Tricia, what an exciting adventure. Seeing these animals in their natural habitat is a great privilege and your photos are beautiful.
“Seeing these animals in their natural habitat is a great privilege.” I couldn’t agree with you more, Carol!
Living on a continent with its own abundance of wildlife, have you had a similar experience? I haven’t been to Australia yet, but hope I’ll get the chance someday soon.
We do often see native animals, and it’s always a thrill. Some, like wombats, koalas and echidnas are quite elusive.
Lucky you that you see them often! Wombats look like quite the characters. :)
We’ve only seen wombats once, Tricia and it was such a thrill. They are funny creatures and much larger than you would think. Justin Beaver met a wombat – you might like to read about it. https://theadventuresofjustinbeaver.wordpress.com/2013/03/06/on-the-boardwalk/
An “out of Africa” experience dear Tricia. How thrilling to go on safari with you. Your adventures are wonderful beyond belief. Cheers Virginia
Virginia, I remember Out of Africa from my childhood, as my mother was a fan of it. I even played the movie’s theme song on the piano. :) As a child, I used to pretend that I was the park ranger for the ravine behind my parents’ home.

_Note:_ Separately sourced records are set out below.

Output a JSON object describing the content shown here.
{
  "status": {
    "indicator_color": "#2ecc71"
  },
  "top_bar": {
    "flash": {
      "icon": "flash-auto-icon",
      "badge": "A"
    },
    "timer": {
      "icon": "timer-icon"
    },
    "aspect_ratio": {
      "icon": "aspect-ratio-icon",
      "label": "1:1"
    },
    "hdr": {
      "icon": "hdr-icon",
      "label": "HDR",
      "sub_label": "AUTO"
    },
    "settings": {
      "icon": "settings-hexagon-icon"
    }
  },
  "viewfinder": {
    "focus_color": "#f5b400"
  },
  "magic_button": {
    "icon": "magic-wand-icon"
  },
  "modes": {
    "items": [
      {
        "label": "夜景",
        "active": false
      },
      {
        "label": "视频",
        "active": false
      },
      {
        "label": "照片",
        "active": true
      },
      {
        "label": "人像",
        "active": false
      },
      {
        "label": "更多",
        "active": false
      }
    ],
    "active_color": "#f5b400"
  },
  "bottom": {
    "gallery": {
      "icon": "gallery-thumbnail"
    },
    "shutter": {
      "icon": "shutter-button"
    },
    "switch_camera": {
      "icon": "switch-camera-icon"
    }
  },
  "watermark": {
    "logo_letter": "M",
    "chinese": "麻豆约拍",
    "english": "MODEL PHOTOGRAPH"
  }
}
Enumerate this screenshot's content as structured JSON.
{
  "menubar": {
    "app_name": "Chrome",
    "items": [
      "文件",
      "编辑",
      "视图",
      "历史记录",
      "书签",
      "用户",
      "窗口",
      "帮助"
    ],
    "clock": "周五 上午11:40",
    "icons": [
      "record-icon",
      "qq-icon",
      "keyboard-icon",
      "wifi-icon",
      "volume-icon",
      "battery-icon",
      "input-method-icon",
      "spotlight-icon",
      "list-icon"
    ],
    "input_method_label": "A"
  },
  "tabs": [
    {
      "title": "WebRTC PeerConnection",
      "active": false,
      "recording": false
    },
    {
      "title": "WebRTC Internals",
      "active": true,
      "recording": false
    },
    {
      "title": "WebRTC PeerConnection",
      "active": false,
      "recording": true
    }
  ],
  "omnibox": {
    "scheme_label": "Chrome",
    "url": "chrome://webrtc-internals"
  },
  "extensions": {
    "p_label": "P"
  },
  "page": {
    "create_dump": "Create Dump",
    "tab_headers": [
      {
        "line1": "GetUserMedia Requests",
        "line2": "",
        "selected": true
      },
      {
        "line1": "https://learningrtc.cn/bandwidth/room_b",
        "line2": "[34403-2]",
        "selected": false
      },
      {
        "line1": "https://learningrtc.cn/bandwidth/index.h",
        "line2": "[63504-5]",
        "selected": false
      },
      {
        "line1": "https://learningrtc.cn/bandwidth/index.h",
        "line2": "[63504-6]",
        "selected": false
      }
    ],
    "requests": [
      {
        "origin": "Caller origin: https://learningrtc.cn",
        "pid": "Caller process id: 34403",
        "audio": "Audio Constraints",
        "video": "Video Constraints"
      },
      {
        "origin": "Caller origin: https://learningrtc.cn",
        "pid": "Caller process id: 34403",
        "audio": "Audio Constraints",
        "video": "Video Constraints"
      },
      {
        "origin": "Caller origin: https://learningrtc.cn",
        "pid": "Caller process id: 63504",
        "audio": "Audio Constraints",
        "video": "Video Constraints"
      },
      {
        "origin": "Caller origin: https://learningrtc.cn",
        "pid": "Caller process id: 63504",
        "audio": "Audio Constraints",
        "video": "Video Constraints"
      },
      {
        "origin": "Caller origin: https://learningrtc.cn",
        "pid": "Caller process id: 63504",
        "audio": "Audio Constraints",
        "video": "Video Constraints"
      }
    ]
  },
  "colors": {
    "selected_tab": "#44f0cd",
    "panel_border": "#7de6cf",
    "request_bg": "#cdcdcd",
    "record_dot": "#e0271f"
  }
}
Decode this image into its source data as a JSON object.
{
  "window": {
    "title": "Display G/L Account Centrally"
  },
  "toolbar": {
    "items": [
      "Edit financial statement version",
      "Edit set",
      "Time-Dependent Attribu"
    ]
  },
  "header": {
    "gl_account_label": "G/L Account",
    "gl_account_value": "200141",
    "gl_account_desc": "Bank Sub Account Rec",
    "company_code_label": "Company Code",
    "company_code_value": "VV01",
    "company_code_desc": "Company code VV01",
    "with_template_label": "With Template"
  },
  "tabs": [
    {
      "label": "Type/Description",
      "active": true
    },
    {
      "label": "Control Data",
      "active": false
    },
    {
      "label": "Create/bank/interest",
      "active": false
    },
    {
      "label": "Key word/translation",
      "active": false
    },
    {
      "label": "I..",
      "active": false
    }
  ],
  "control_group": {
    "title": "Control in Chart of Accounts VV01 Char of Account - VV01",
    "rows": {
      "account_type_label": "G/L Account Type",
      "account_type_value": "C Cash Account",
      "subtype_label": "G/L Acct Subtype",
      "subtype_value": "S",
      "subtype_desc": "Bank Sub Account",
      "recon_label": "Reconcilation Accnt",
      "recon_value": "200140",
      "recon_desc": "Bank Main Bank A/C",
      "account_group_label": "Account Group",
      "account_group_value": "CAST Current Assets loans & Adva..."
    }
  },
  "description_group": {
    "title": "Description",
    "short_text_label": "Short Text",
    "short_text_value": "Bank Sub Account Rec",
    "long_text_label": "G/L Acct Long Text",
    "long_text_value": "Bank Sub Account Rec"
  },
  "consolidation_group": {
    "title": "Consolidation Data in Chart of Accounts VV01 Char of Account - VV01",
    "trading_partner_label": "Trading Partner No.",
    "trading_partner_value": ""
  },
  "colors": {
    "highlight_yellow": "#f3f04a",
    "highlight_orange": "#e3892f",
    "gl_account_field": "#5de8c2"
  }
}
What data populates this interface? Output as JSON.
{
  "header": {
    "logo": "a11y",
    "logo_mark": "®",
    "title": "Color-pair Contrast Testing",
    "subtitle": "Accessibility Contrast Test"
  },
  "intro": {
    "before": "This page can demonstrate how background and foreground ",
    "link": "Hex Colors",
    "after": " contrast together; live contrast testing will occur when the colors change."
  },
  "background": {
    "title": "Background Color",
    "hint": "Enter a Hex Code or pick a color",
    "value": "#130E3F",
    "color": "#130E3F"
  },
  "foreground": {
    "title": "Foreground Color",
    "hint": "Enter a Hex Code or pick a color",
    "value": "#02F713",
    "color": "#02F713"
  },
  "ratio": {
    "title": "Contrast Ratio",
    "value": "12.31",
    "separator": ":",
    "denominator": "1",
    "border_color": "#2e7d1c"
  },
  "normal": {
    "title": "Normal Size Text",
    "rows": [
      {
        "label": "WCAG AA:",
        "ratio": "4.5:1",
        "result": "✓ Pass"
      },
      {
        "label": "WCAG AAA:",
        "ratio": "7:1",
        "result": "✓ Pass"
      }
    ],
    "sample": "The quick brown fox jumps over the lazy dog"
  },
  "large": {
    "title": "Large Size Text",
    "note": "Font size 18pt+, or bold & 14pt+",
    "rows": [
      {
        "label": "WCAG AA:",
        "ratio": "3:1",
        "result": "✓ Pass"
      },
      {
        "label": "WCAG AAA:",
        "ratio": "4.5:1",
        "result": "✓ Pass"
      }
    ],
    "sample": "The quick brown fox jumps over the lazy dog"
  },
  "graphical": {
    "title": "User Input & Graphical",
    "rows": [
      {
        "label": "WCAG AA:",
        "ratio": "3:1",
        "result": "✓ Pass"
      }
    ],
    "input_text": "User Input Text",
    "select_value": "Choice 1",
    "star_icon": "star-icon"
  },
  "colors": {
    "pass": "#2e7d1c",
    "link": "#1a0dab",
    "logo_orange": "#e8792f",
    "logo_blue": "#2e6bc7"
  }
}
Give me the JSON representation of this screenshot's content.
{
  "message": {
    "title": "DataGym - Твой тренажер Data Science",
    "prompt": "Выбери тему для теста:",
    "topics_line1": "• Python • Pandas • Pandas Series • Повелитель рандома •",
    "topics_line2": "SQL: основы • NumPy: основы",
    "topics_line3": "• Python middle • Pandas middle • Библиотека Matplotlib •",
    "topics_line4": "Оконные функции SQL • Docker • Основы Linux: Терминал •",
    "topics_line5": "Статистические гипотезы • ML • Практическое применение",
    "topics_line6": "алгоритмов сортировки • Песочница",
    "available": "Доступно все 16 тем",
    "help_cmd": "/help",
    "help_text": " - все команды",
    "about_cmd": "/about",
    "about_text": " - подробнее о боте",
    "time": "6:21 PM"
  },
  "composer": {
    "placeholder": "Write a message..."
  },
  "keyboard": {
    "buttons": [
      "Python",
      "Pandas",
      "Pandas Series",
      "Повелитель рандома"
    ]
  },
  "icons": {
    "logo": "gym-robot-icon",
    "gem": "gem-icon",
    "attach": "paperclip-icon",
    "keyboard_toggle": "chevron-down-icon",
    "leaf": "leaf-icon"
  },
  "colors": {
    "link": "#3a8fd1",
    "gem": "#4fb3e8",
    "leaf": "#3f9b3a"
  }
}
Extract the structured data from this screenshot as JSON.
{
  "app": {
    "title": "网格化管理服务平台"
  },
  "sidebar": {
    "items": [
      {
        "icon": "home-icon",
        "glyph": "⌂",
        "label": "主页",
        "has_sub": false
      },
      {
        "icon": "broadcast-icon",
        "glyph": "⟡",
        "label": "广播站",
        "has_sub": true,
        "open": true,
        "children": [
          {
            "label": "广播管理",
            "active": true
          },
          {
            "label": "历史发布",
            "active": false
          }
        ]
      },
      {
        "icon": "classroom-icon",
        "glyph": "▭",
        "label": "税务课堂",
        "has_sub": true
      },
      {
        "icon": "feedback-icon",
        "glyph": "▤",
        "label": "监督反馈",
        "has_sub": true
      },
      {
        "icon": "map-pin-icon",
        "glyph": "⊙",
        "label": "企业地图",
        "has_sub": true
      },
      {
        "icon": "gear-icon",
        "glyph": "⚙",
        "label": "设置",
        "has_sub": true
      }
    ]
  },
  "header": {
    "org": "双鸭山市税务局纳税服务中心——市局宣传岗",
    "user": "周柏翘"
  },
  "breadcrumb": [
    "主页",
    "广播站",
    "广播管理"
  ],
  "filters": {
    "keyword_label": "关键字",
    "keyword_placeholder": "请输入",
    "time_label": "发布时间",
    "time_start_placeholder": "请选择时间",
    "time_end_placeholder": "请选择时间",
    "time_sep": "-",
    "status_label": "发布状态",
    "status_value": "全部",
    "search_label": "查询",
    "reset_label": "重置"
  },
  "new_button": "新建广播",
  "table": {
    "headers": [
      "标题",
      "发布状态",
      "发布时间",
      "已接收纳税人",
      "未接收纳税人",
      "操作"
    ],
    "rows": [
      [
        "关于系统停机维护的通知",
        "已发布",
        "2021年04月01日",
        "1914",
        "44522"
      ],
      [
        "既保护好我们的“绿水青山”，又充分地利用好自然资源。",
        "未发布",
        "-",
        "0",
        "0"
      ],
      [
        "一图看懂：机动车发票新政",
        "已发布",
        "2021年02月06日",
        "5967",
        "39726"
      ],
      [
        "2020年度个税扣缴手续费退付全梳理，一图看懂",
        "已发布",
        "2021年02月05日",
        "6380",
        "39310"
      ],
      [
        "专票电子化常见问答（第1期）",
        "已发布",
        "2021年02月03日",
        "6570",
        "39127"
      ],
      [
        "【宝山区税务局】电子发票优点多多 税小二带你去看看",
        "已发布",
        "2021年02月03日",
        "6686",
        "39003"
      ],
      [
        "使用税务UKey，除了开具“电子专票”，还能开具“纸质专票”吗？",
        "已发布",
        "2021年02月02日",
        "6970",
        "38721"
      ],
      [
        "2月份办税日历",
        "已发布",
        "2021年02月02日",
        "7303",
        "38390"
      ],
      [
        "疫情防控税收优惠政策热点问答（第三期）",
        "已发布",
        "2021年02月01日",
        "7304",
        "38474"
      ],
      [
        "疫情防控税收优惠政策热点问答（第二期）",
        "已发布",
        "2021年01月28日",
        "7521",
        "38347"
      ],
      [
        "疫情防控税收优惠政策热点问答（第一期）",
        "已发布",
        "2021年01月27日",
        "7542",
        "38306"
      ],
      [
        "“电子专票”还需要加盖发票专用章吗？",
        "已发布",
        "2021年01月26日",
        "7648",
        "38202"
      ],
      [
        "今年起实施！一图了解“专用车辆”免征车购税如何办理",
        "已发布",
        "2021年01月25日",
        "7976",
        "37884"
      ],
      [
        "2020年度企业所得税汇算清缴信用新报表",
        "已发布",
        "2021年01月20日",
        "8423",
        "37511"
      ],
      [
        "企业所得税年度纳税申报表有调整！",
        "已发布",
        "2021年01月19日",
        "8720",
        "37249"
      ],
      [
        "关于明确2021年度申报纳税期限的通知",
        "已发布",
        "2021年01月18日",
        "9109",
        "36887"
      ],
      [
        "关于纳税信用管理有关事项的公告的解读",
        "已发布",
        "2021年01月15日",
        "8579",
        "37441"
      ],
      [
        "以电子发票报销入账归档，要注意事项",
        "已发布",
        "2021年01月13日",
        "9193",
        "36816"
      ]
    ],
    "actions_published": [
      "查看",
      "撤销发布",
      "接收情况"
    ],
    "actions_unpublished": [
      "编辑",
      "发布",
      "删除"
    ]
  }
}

Those memories of caring for imaginary animals (with the hope of someday seeing them in person) made me treasure this safari experience even more.
I wish you a wonderful weekend ahead!
Dear Tricia. Is it any surprise you and your husband have embarked on a life time of adventures. I am so impressed. XXOO Virginia
An incredible trip ~ great to see you and Shawn continuing your exploration of the world :-)
Hi Dalo – so nice to hear from you! Yes, the exploration bug hasn’t left us alone. :) What continent are you on these days?
Hi Tricia, spending most of my time in the Czech Republic, but I think in the near future it will be split with China and Seattle as well. Hope you guys continue to have wonderful and safe travels!